On 18 July 2018, California Governor Jerry Brown signed Senate Bill 766, which amends the California International Arbitration and Conciliation Act (Cal. Civ. Proc. Code § 1297.11 et seq.) to expressly allow out-of-state and non-US lawyers to represent and assist parties in international arbitration or related proceedings seated in California. Senate Bill 766 brings clarity to the issue of non-California attorneys participating in international arbitration and related proceedings within the State of California.

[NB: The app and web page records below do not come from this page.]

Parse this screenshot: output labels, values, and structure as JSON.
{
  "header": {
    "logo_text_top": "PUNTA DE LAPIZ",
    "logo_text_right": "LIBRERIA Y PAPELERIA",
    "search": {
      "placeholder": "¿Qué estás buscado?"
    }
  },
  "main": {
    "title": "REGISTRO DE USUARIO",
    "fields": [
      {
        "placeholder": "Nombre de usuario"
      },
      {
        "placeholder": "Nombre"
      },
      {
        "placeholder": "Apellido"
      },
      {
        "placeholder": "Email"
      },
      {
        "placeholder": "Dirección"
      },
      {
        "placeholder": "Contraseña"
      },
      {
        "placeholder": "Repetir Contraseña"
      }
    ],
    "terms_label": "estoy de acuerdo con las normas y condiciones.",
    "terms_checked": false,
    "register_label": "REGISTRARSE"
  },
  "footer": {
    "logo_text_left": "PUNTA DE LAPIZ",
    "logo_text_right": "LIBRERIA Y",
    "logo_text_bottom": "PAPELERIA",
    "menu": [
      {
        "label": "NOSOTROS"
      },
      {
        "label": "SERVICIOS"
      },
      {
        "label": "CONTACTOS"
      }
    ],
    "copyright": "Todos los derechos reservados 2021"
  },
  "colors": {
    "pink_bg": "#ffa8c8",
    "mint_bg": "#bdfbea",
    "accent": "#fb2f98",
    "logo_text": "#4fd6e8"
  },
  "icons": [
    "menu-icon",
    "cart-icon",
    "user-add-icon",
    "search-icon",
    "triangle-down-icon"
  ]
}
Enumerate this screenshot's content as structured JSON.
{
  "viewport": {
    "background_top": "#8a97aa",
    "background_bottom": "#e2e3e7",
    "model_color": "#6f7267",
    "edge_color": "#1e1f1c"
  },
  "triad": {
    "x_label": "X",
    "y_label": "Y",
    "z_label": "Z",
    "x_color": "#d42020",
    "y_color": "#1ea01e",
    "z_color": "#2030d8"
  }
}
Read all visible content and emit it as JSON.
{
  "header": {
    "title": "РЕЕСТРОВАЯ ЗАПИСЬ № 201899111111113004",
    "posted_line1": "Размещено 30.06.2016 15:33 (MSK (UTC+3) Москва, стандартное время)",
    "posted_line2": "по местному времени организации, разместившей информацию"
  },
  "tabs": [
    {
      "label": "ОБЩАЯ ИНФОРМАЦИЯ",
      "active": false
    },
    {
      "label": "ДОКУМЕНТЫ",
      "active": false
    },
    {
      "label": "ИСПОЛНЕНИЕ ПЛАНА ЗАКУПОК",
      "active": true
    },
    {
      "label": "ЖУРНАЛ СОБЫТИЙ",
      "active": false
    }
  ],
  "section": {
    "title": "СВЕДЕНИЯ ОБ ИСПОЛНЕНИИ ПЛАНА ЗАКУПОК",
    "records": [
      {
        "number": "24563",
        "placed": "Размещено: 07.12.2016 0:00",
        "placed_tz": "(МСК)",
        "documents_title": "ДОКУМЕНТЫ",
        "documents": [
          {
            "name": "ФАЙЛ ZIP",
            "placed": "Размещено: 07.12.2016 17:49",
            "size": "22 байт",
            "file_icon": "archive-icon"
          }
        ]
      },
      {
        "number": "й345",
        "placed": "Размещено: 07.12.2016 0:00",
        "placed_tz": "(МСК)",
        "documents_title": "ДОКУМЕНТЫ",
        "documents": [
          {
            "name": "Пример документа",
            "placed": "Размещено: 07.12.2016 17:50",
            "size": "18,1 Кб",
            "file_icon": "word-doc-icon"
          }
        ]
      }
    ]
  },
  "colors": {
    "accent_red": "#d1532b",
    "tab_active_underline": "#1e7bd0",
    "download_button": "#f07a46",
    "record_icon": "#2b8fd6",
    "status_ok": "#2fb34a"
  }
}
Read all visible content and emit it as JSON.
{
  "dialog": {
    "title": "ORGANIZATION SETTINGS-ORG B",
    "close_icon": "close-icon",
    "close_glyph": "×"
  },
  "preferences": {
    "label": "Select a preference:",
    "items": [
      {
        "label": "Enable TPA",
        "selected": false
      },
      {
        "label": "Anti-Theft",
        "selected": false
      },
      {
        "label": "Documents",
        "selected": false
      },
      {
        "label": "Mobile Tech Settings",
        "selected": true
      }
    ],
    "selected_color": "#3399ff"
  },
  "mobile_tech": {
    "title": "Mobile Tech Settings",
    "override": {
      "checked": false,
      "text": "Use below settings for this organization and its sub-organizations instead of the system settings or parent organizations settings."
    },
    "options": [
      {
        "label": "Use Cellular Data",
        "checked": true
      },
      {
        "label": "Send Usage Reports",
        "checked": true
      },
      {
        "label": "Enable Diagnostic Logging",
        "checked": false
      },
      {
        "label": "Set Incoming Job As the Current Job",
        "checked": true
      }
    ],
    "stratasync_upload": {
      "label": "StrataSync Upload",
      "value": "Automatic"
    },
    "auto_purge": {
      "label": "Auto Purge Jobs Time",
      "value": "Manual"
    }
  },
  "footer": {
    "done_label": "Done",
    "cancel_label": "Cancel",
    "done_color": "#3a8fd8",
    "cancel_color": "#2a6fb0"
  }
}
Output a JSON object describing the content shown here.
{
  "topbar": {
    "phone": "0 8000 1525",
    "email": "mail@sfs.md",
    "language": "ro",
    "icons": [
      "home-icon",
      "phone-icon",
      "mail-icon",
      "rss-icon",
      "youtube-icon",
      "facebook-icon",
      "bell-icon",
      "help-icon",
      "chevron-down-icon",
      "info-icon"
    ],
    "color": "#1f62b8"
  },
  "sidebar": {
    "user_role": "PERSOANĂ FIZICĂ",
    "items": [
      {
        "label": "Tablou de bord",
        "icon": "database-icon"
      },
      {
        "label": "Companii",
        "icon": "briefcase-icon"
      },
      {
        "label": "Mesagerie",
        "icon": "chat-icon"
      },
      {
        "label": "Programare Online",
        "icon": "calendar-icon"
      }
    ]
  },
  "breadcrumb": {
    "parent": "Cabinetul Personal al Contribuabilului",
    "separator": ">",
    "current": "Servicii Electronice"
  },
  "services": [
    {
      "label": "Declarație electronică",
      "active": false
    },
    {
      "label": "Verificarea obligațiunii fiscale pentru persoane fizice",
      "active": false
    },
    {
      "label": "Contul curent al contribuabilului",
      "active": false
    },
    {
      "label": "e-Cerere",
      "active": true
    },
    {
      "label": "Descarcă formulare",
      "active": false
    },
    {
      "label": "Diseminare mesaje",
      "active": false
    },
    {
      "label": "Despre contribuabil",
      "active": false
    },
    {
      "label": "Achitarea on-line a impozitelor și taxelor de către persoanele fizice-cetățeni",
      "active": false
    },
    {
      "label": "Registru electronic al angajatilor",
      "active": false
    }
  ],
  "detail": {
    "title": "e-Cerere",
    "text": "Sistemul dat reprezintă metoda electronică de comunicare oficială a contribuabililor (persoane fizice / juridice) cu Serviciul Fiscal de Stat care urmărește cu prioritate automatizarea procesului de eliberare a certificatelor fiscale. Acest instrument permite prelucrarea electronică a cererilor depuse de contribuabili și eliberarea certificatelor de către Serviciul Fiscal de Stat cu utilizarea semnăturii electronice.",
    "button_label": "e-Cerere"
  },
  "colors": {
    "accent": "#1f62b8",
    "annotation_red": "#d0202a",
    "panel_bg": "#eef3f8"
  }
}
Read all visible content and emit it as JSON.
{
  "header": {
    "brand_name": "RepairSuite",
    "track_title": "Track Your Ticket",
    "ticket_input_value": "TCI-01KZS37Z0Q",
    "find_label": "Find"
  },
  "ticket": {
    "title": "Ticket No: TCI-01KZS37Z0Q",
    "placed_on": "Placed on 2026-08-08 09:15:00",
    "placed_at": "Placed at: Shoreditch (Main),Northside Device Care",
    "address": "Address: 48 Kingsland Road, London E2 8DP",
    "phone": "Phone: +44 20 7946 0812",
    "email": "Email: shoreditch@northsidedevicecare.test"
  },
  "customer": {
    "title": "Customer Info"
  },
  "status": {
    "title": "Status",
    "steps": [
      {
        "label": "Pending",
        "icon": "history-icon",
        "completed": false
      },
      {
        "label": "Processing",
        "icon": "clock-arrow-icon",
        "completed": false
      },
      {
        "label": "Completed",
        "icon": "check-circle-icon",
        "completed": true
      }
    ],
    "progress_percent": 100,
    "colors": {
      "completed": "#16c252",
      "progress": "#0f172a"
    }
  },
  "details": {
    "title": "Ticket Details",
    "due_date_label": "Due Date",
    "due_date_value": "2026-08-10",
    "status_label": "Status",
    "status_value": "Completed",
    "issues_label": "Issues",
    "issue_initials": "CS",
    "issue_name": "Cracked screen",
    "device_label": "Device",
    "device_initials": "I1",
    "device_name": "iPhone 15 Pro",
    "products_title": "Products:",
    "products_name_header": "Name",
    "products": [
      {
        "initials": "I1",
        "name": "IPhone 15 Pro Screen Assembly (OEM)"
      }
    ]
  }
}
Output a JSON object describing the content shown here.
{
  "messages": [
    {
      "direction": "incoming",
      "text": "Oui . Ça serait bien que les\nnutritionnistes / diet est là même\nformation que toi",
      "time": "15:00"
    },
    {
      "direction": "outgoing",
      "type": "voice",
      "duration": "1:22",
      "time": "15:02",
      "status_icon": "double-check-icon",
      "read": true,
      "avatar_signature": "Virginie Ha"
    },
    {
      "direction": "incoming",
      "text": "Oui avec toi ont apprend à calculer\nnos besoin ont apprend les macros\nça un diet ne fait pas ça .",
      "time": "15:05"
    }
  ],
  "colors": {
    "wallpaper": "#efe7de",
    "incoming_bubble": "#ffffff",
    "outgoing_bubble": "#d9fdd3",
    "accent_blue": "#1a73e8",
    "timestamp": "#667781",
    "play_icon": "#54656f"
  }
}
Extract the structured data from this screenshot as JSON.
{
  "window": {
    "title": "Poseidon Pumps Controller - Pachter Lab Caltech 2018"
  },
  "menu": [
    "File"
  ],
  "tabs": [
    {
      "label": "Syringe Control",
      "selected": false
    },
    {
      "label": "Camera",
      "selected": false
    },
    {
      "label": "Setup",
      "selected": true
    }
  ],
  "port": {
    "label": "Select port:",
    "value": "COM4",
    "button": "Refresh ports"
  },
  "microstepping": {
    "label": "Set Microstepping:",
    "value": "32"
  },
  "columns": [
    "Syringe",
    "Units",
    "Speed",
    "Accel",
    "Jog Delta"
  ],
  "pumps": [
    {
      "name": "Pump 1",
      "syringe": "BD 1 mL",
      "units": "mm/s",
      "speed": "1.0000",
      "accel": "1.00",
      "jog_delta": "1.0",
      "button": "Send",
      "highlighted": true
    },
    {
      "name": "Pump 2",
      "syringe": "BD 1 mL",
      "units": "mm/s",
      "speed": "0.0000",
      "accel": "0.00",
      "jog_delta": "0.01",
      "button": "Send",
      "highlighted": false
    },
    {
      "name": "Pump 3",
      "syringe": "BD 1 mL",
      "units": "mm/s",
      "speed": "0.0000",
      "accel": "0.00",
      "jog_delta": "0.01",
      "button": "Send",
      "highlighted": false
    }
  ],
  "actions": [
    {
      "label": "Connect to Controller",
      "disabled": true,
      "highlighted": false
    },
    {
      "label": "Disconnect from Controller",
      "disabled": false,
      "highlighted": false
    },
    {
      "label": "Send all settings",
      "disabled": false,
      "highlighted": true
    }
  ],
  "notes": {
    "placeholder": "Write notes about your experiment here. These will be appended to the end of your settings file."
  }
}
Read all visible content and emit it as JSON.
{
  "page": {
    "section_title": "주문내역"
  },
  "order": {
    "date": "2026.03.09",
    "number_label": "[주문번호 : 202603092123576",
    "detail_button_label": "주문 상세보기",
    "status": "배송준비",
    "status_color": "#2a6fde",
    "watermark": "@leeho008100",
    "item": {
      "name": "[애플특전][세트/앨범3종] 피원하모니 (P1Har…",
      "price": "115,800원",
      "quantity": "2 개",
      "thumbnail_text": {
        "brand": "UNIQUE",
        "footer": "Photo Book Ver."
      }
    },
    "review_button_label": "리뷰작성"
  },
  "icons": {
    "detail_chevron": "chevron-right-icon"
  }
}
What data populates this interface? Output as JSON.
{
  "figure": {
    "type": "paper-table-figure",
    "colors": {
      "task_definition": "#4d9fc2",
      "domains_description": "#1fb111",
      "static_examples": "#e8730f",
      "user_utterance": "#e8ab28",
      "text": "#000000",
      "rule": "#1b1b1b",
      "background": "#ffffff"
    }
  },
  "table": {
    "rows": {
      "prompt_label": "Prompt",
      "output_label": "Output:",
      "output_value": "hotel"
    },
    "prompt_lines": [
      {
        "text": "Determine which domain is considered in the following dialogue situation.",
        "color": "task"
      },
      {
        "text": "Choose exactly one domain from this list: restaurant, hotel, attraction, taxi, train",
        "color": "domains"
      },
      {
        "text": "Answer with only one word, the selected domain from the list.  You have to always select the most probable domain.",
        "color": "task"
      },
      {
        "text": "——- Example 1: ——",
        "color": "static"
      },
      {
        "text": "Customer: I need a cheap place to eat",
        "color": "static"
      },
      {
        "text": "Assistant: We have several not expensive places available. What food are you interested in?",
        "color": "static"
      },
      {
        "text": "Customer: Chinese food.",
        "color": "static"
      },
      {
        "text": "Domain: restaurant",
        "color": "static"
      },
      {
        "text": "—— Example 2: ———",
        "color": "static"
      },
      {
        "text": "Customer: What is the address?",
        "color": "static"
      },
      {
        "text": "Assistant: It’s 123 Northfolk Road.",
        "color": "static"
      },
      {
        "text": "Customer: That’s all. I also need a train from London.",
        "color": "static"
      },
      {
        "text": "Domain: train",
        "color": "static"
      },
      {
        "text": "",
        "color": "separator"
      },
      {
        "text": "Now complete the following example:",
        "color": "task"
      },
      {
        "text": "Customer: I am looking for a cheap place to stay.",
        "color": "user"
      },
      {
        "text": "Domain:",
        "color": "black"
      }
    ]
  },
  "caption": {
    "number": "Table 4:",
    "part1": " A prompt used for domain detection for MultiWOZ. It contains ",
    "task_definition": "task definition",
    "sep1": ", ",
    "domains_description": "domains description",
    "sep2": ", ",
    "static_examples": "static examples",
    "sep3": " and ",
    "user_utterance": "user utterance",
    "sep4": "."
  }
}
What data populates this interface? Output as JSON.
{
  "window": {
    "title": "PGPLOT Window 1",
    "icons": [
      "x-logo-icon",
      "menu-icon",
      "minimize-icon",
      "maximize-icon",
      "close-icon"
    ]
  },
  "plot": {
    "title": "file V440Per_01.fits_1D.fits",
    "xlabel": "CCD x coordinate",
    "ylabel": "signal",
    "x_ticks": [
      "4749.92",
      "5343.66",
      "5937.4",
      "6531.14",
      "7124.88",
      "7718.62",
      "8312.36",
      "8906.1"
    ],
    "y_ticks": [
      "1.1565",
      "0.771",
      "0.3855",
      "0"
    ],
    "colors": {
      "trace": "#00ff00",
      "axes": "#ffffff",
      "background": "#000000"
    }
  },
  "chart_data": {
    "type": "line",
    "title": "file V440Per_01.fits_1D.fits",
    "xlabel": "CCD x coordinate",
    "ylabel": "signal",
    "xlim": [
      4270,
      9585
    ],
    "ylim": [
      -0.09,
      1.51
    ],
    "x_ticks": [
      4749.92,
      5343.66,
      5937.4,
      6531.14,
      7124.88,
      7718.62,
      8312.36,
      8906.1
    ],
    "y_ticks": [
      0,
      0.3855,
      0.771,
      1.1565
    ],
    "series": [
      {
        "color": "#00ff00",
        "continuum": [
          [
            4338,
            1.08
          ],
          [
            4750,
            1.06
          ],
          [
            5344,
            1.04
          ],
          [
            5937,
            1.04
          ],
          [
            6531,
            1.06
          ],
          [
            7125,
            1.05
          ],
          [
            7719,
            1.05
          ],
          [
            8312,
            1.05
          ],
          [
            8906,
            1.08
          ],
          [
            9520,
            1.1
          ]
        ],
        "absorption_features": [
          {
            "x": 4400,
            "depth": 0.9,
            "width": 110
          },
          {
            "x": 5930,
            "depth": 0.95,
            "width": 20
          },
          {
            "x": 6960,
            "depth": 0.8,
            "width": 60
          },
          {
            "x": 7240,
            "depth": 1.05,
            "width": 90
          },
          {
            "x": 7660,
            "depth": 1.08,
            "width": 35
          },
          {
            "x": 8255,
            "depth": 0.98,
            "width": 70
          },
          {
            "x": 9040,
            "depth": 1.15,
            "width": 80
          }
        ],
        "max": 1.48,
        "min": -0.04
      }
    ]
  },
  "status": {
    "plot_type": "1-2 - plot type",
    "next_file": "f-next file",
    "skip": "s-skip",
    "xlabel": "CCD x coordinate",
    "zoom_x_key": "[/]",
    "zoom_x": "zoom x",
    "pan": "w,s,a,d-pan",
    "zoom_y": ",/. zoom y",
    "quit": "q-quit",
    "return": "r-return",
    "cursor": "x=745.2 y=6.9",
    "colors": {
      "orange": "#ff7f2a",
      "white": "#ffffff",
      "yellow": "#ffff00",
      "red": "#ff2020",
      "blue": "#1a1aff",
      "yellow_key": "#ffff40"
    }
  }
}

The issue of non-California counsel participating in international arbitral proceedings seated in California has been a subject of some confusion since the 1998 California Supreme Court decision in Birbrower, Montalbano, Condon & Frank v. Superior Court. In Birbrower, the California Supreme Court ruled that out-of-state attorneys were not authorized to represent clients in domestic arbitral proceedings seated in California without a pro hac vice application in association with a California-licensed attorney.
The practice of allowing out-of-state counsel to participate in international arbitral proceedings seated within their borders has been widely accepted by key US (e.g., New York) and foreign jurisdictions (including England and Wales, France, Italy, Switzerland, Singapore and Hong Kong). Since Birbrower, California has been characterized by some as being hostile to the participation of non-California lawyers in international arbitration.
While the criticism is somewhat unwarranted — particularly because foreign counsel frequently do represent parties in international arbitral proceedings seated in California — the new bill resolves the issue. With Senate Bill 766, California consolidates its efforts to become a leading market for international arbitration.
For more information about California Senate Bill 766 and its impact on international arbitrations seated in the state, please contact your Ally Law lawyer.